Excerpts from an interface dataset
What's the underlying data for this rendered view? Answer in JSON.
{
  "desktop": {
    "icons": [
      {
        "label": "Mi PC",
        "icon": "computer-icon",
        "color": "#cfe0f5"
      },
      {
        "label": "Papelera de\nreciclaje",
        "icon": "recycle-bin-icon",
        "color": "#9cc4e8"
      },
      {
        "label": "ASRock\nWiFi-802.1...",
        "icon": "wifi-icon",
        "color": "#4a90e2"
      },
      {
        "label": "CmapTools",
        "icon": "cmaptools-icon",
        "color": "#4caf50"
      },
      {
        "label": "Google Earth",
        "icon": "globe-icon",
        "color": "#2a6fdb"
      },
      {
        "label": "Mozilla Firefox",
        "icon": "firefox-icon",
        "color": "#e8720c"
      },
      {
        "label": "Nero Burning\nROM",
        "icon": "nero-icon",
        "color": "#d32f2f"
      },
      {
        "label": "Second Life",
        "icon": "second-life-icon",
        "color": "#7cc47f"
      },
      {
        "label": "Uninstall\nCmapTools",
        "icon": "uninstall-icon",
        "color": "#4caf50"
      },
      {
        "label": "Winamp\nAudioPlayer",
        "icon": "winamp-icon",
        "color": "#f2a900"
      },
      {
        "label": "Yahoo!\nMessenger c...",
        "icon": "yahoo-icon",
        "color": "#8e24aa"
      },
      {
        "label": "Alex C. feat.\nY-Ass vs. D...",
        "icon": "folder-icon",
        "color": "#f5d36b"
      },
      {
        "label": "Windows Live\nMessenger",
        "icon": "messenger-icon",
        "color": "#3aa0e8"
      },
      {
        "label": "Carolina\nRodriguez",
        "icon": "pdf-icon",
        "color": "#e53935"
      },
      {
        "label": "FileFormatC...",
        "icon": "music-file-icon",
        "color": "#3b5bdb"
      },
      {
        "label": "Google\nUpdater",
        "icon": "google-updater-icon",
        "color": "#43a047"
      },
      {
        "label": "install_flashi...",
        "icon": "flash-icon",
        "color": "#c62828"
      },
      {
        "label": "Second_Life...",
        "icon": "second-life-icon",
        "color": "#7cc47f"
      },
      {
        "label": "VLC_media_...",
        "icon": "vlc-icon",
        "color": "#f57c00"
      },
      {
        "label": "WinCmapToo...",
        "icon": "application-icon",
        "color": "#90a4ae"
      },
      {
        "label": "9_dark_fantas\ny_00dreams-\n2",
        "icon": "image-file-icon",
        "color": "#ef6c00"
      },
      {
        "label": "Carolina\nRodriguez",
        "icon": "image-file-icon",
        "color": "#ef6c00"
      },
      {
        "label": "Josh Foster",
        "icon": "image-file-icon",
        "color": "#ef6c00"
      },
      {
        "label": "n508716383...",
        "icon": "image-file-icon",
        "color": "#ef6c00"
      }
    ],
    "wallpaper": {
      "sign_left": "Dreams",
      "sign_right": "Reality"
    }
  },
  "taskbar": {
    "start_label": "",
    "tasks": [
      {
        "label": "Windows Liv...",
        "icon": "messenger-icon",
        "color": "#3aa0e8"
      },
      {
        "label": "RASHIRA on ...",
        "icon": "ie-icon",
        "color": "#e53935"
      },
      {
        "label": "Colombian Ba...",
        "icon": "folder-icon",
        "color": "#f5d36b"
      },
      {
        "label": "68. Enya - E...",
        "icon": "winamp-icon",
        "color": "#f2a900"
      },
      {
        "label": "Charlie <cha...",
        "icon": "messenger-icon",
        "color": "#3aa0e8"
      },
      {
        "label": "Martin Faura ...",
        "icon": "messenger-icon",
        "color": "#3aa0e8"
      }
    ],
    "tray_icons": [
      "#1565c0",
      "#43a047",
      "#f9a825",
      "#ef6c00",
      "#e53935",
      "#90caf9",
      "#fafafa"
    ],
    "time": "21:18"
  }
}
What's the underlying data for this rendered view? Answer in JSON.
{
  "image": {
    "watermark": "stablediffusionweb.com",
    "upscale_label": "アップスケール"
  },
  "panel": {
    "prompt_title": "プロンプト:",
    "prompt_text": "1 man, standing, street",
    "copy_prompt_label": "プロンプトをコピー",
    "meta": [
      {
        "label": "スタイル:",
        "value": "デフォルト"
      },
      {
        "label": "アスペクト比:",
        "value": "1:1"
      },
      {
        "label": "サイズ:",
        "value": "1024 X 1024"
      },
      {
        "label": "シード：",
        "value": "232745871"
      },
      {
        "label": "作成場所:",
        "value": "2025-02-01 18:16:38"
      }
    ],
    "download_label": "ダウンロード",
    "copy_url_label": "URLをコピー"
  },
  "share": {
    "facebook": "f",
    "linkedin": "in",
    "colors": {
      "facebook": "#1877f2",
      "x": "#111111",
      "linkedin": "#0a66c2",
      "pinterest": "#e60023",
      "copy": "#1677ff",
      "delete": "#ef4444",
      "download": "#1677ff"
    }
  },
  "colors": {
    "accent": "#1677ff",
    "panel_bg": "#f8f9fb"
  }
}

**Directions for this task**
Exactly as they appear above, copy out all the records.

**Result of the exercise**
What's the underlying data for this rendered view? Answer in JSON.
{
  "desktop": {
    "icons": [
      {
        "label": "Mi PC",
        "icon": "computer-icon",
        "color": "#cfe0f5"
      },
      {
        "label": "Papelera de\nreciclaje",
        "icon": "recycle-bin-icon",
        "color": "#9cc4e8"
      },
      {
        "label": "ASRock\nWiFi-802.1...",
        "icon": "wifi-icon",
        "color": "#4a90e2"
      },
      {
        "label": "CmapTools",
        "icon": "cmaptools-icon",
        "color": "#4caf50"
      },
      {
        "label": "Google Earth",
        "icon": "globe-icon",
        "color": "#2a6fdb"
      },
      {
        "label": "Mozilla Firefox",
        "icon": "firefox-icon",
        "color": "#e8720c"
      },
      {
        "label": "Nero Burning\nROM",
        "icon": "nero-icon",
        "color": "#d32f2f"
      },
      {
        "label": "Second Life",
        "icon": "second-life-icon",
        "color": "#7cc47f"
      },
      {
        "label": "Uninstall\nCmapTools",
        "icon": "uninstall-icon",
        "color": "#4caf50"
      },
      {
        "label": "Winamp\nAudioPlayer",
        "icon": "winamp-icon",
        "color": "#f2a900"
      },
      {
        "label": "Yahoo!\nMessenger c...",
        "icon": "yahoo-icon",
        "color": "#8e24aa"
      },
      {
        "label": "Alex C. feat.\nY-Ass vs. D...",
        "icon": "folder-icon",
        "color": "#f5d36b"
      },
      {
        "label": "Windows Live\nMessenger",
        "icon": "messenger-icon",
        "color": "#3aa0e8"
      },
      {
        "label": "Carolina\nRodriguez",
        "icon": "pdf-icon",
        "color": "#e53935"
      },
      {
        "label": "FileFormatC...",
        "icon": "music-file-icon",
        "color": "#3b5bdb"
      },
      {
        "label": "Google\nUpdater",
        "icon": "google-updater-icon",
        "color": "#43a047"
      },
      {
        "label": "install_flashi...",
        "icon": "flash-icon",
        "color": "#c62828"
      },
      {
        "label": "Second_Life...",
        "icon": "second-life-icon",
        "color": "#7cc47f"
      },
      {
        "label": "VLC_media_...",
        "icon": "vlc-icon",
        "color": "#f57c00"
      },
      {
        "label": "WinCmapToo...",
        "icon": "application-icon",
        "color": "#90a4ae"
      },
      {
        "label": "9_dark_fantas\ny_00dreams-\n2",
        "icon": "image-file-icon",
        "color": "#ef6c00"
      },
      {
        "label": "Carolina\nRodriguez",
        "icon": "image-file-icon",
        "color": "#ef6c00"
      },
      {
        "label": "Josh Foster",
        "icon": "image-file-icon",
        "color": "#ef6c00"
      },
      {
        "label": "n508716383...",
        "icon": "image-file-icon",
        "color": "#ef6c00"
      }
    ],
    "wallpaper": {
      "sign_left": "Dreams",
      "sign_right": "Reality"
    }
  },
  "taskbar": {
    "start_label": "",
    "tasks": [
      {
        "label": "Windows Liv...",
        "icon": "messenger-icon",
        "color": "#3aa0e8"
      },
      {
        "label": "RASHIRA on ...",
        "icon": "ie-icon",
        "color": "#e53935"
      },
      {
        "label": "Colombian Ba...",
        "icon": "folder-icon",
        "color": "#f5d36b"
      },
      {
        "label": "68. Enya - E...",
        "icon": "winamp-icon",
        "color": "#f2a900"
      },
      {
        "label": "Charlie <cha...",
        "icon": "messenger-icon",
        "color": "#3aa0e8"
      },
      {
        "label": "Martin Faura ...",
        "icon": "messenger-icon",
        "color": "#3aa0e8"
      }
    ],
    "tray_icons": [
      "#1565c0",
      "#43a047",
      "#f9a825",
      "#ef6c00",
      "#e53935",
      "#90caf9",
      "#fafafa"
    ],
    "time": "21:18"
  }
}
What's the underlying data for this rendered view? Answer in JSON.
{
  "image": {
    "watermark": "stablediffusionweb.com",
    "upscale_label": "アップスケール"
  },
  "panel": {
    "prompt_title": "プロンプト:",
    "prompt_text": "1 man, standing, street",
    "copy_prompt_label": "プロンプトをコピー",
    "meta": [
      {
        "label": "スタイル:",
        "value": "デフォルト"
      },
      {
        "label": "アスペクト比:",
        "value": "1:1"
      },
      {
        "label": "サイズ:",
        "value": "1024 X 1024"
      },
      {
        "label": "シード：",
        "value": "232745871"
      },
      {
        "label": "作成場所:",
        "value": "2025-02-01 18:16:38"
      }
    ],
    "download_label": "ダウンロード",
    "copy_url_label": "URLをコピー"
  },
  "share": {
    "facebook": "f",
    "linkedin": "in",
    "colors": {
      "facebook": "#1877f2",
      "x": "#111111",
      "linkedin": "#0a66c2",
      "pinterest": "#e60023",
      "copy": "#1677ff",
      "delete": "#ef4444",
      "download": "#1677ff"
    }
  },
  "colors": {
    "accent": "#1677ff",
    "panel_bg": "#f8f9fb"
  }
}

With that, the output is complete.